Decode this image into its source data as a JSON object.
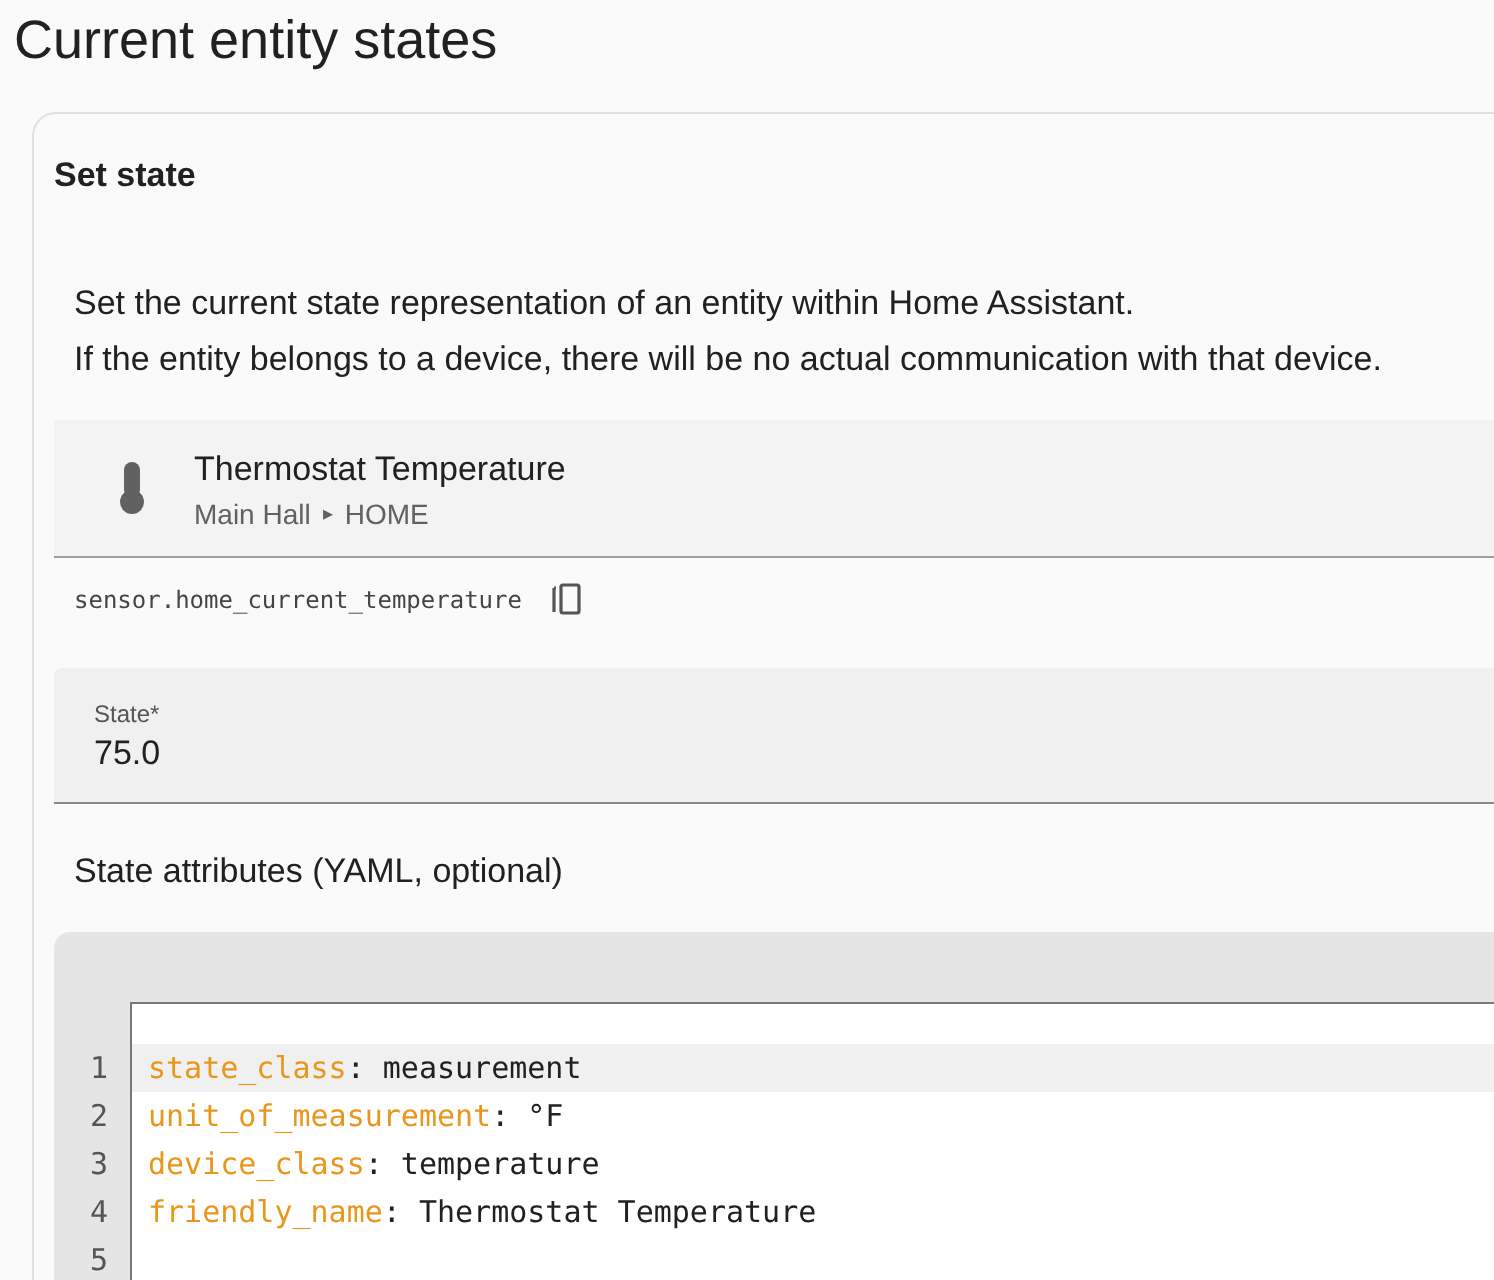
{
  "page_title": "Current entity states",
  "card": {
    "title": "Set state",
    "description": [
      "Set the current state representation of an entity within Home Assistant.",
      "If the entity belongs to a device, there will be no actual communication with that device."
    ],
    "entity": {
      "name": "Thermostat Temperature",
      "area": "Main Hall",
      "separator": "▸",
      "device": "HOME",
      "entity_id": "sensor.home_current_temperature"
    },
    "state_field": {
      "label": "State*",
      "value": "75.0"
    },
    "attributes_label": "State attributes (YAML, optional)",
    "code_lines": [
      {
        "number": "1",
        "key": "state_class",
        "value": ": measurement",
        "selected": true
      },
      {
        "number": "2",
        "key": "unit_of_measurement",
        "value": ": °F",
        "selected": false
      },
      {
        "number": "3",
        "key": "device_class",
        "value": ": temperature",
        "selected": false
      },
      {
        "number": "4",
        "key": "friendly_name",
        "value": ": Thermostat Temperature",
        "selected": false
      },
      {
        "number": "5",
        "selected": false
      }
    ]
  }
}
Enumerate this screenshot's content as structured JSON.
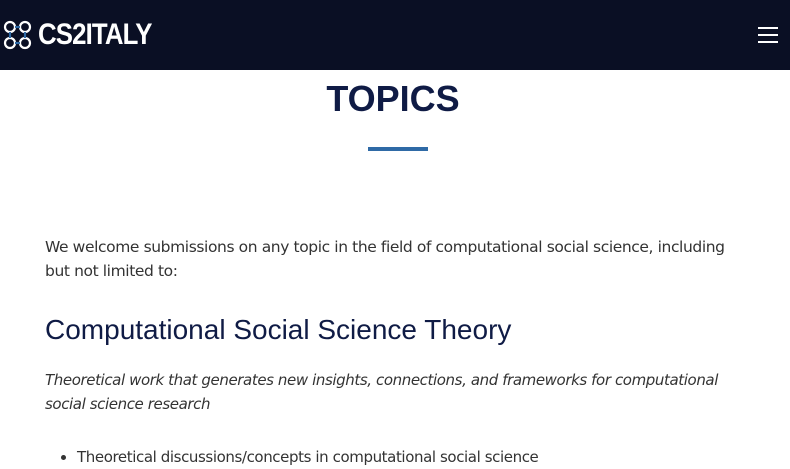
{
  "navbar": {
    "logo_text": "CS2ITALY",
    "logo_icon": "molecule-icon",
    "menu_icon": "hamburger-menu-icon",
    "background": "#0a0f24"
  },
  "page": {
    "title": "TOPICS",
    "accent_color": "#2f6aa6",
    "intro": "We welcome submissions on any topic in the field of computational social science, including but not limited to:"
  },
  "section": {
    "heading": "Computational Social Science Theory",
    "description": "Theoretical work that generates new insights, connections, and frameworks for computational social science research",
    "items": [
      "Theoretical discussions/concepts in computational social science"
    ]
  }
}
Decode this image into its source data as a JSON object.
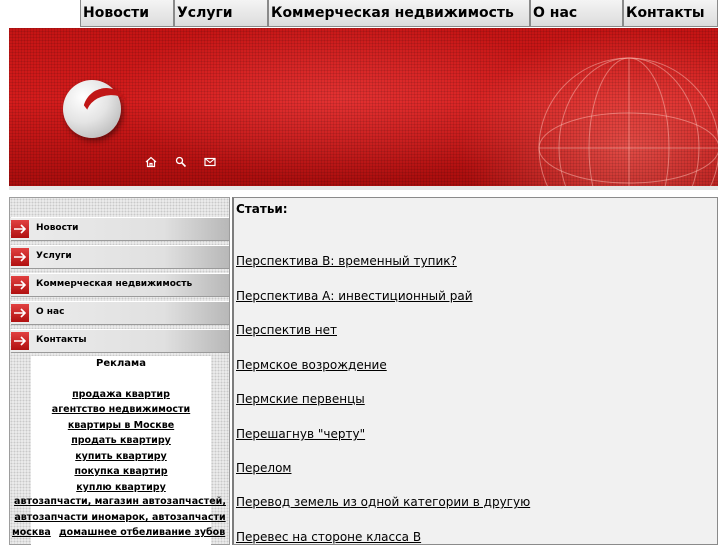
{
  "top_nav": {
    "items": [
      {
        "label": "Новости"
      },
      {
        "label": "Услуги"
      },
      {
        "label": "Коммерческая недвижимость"
      },
      {
        "label": "О нас"
      },
      {
        "label": "Контакты"
      }
    ]
  },
  "header": {
    "icons": [
      "home-icon",
      "search-icon",
      "mail-icon"
    ],
    "accent_color": "#c41414"
  },
  "sidebar": {
    "menu": [
      {
        "label": "Новости"
      },
      {
        "label": "Услуги"
      },
      {
        "label": "Коммерческая недвижимость"
      },
      {
        "label": "О нас"
      },
      {
        "label": "Контакты"
      }
    ],
    "ads": {
      "title": "Реклама",
      "links": [
        "продажа квартир",
        "агентство недвижимости",
        "квартиры в Москве",
        "продать квартиру",
        "купить квартиру",
        "покупка квартир",
        "куплю квартиру"
      ],
      "wide_links": [
        "автозапчасти, магазин автозапчастей,",
        "автозапчасти иномарок, автозапчасти",
        "москва",
        "домашнее отбеливание зубов"
      ]
    }
  },
  "content": {
    "title": "Статьи:",
    "articles": [
      "Перспектива B: временный тупик?",
      "Перспектива А: инвестиционный рай",
      "Перспектив нет",
      "Пермское возрождение",
      "Пермские первенцы",
      "Перешагнув \"черту\"",
      "Перелом",
      "Перевод земель из одной категории в другую",
      "Перевес на стороне класса B"
    ]
  }
}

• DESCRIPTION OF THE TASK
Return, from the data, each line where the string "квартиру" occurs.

• FINISHED TASK
        "продать квартиру",
        "купить квартиру",
        "куплю квартиру"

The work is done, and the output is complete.